To find the answer to this question, I had to visit an exhibit “Degas, Impressionism, and the Paris Millinery Trade” at the Legion of Honor Museum. There I found out that the actual question was, “Which hat do you need?” According to the Journal des Demoiselles’ suggestion in 1867, “If your purse allows you two hats, you will have one of straw, which can go with everything, and the other will go with your best outfit.”
Edgar Degas (1834-1917) was a French artist famous for his paintings, sculptures, prints and drawings. He is well known for his depiction of Parisian Dancers. But he, together with other well-known impressionists such as Pierre-Auguste Renoir, Edouard Manet, Mary Cassat and Henri de Toulouse-Lautrec, depicted one aspect of modern life in the French capital – high fashion hats and the women who created them. The exhibition at the Legion Museum of Honor features more than 40 impressionist paintings and pastels, as well as a number of the hats from the period of around 1875 to 1914.

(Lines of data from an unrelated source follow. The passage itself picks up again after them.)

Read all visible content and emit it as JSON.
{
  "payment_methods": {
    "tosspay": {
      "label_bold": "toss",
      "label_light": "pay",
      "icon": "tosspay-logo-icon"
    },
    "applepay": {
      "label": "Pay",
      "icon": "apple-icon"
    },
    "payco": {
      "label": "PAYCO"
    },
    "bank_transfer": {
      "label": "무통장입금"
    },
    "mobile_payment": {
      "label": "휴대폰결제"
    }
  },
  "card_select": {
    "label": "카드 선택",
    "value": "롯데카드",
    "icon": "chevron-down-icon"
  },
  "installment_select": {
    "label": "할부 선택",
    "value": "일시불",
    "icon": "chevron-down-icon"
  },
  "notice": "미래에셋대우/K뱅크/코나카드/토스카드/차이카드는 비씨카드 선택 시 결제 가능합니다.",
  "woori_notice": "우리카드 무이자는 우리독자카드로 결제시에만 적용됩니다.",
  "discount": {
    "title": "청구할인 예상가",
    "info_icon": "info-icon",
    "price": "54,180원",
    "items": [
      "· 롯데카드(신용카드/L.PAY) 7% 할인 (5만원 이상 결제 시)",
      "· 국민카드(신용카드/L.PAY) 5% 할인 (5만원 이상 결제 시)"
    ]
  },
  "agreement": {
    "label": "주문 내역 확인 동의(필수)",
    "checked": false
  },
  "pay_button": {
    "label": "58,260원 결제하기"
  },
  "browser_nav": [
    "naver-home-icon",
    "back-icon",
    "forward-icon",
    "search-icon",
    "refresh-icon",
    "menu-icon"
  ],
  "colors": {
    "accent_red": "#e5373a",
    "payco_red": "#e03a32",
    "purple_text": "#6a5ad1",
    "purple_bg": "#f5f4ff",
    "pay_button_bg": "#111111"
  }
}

I was fascinated not only by incredible artistry of the painters, but also by the history of the millinery trade and by the hats.
In modern times, unless you are the Queen of England or British Aristocracy, women wear beautiful one-of-a-kind hats only on really special occasions. When I checked online for “Hat Stores in San Francisco”, I found quite a few of them. But the question remains, “On what special occasion could women in San Francisco wear a hat? And how about men?” When I was growing up in Riga, my father wore a Fedora hat. He had a few of them. It was common and fashionable for men at that time. A few years ago I bought one for myself. It is a crushable fedora Hat, which I keep in my coat pocket when I travel to New York in the winter.
The fedora hat first appeared in 1882 as a female hat. It was named after the production of the play, “Fedora” by the French author Victorien Sardou. Today, fedora hats are popular again with women, as well as men, who want to look different as well.
To answer my own question, I decided to count how many hats I have. Turns out that besides my crushable fedora, I have six baseball caps, which I wear regularly to protect my head from cold weather plus two hats named “Hooligan” Driving Caps. My wife has also quite a few, among them three made of straw. She also has a few nice ones, but rarely wears them. After all, fashion trends change rapidly. But if you want to experience the forgotten era and see some beautiful art, you still have time. The exhibit is open till September 24, 2017.